The median treatment durations for each drug in the regimen were:

  • pomalidomide: 14.6 months
  • low-dose dexamethasone: 13.2 months
  • daratumumab: 14.4 months

Infections were the most common treatment emergent adverse events (TEAEs; 75.9%), and neutropenia was the most common hematologic any-grade TEAE (66.1%). The most common grade 3/4 hematologic TEAEs included neutropenia (62.5%) and anemia (17.9%).

Approximately 77.7% of patients (n=87) in the intent-to-treat population responded to treatment. Half of responders (n=57; 50.9%) achieved at least a very good partial response, while nearly one-quarter (n=27; 24.1%) achieved a complete response. The authors noted that the median time to best response was 3.7 months (range = 0.9-20.7), and 42.5% of patients did not achieve a best response until 6 months or later.

The median duration of response was not reached as of last follow-up. At 1 year, 77.7% of participants were responding to treatment. While the investigators observed a higher overall response rate (ORR) among patients with standard-risk cytogenetics compared with those with high-risk cytogenetics (79.5% vs. 55.0%), they wrote that the fact that more than one-half of high-risk patients responded “indicates activity with this pomalidomide-based regimen in this difficult-to-treat population.”

Duration of prior lenalidomide treatment also appeared to be associated with response rates: The ORR was higher in patients who were treated with lenalidomide for >24 months (90.9%) compared with those treated with lenalidomide for ≤24 months (64.9%).

The median progression-free survival (PFS) was not reached at last follow-up, but the 1-year PFS rate was 75.1% for the entire population. For patients who had relapsed disease following lenalidomide or who had lenalidomide-refractory disease, the 1-year PFS rates were 83.2% and 72.4%, respectively. The authors reported that there were 20 documented deaths during follow-up, but the data on overall survival were not yet mature and were not included in this analysis, representing a potential study limitation.

“The higher 1-year PFS rate and ORR reported in patients who were treated with lenalidomide for >2 years versus those treated for ≤2 years, as well as the fact that responses deepened over time, may be suggestive of the benefits of uninterrupted treatment with immunomodulatory agents and tolerance to their related AEs,” the researchers concluded. “In clinical practice, physicians may be inclined to change class following progressive disease on or after lenalidomide. However, these findings add to the growing body of evidence indicating that pomalidomide-based regimens, including pomalidomide with daratumumab, can overcome early-line resistance or refractoriness to lenalidomide.”
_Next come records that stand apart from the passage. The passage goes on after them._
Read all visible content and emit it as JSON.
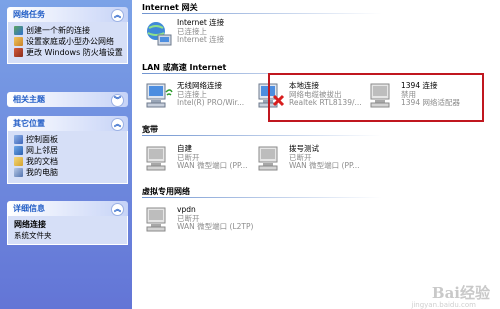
{
  "left_panel": {
    "network_tasks": {
      "title": "网络任务",
      "items": [
        {
          "label": "创建一个新的连接",
          "icon": "new-connection-icon"
        },
        {
          "label": "设置家庭或小型办公网络",
          "icon": "home-network-icon"
        },
        {
          "label": "更改 Windows 防火墙设置",
          "icon": "firewall-icon"
        }
      ]
    },
    "related_topics": {
      "title": "相关主题"
    },
    "other_places": {
      "title": "其它位置",
      "items": [
        {
          "label": "控制面板",
          "icon": "control-panel-icon"
        },
        {
          "label": "网上邻居",
          "icon": "network-places-icon"
        },
        {
          "label": "我的文档",
          "icon": "my-documents-icon"
        },
        {
          "label": "我的电脑",
          "icon": "my-computer-icon"
        }
      ]
    },
    "details": {
      "title": "详细信息",
      "name": "网络连接",
      "type": "系统文件夹"
    }
  },
  "groups": {
    "internet_gateway": {
      "title": "Internet 网关",
      "items": [
        {
          "name": "Internet 连接",
          "status": "已连接上",
          "device": "Internet 连接"
        }
      ]
    },
    "lan": {
      "title": "LAN 或高速 Internet",
      "items": [
        {
          "name": "无线网络连接",
          "status": "已连接上",
          "device": "Intel(R) PRO/Wir..."
        },
        {
          "name": "本地连接",
          "status": "网络电缆被拔出",
          "device": "Realtek RTL8139/..."
        },
        {
          "name": "1394 连接",
          "status": "禁用",
          "device": "1394 网络适配器"
        }
      ]
    },
    "broadband": {
      "title": "宽带",
      "items": [
        {
          "name": "自建",
          "status": "已断开",
          "device": "WAN 微型端口 (PP..."
        },
        {
          "name": "拨号测试",
          "status": "已断开",
          "device": "WAN 微型端口 (PP..."
        }
      ]
    },
    "vpn": {
      "title": "虚拟专用网络",
      "items": [
        {
          "name": "vpdn",
          "status": "已断开",
          "device": "WAN 微型端口 (L2TP)"
        }
      ]
    }
  },
  "watermark": {
    "text": "Bai经验",
    "sub": "jingyan.baidu.com"
  },
  "colors": {
    "highlight": "#c0171f",
    "panel_header": "#215dc6",
    "pane_bg": "#6375d6"
  }
}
Study authors report relationships with Bristol-Myers Squibb, which sponsored this trial.


Siegel DS, Schiller GJ, Samaras C, et al. Pomalidomide, dexamethasone, and daratumumab in relapsed refractory multiple myeloma after lenalidomide treatment. Leukemia. 2020 May 6. [Epub ahead of print]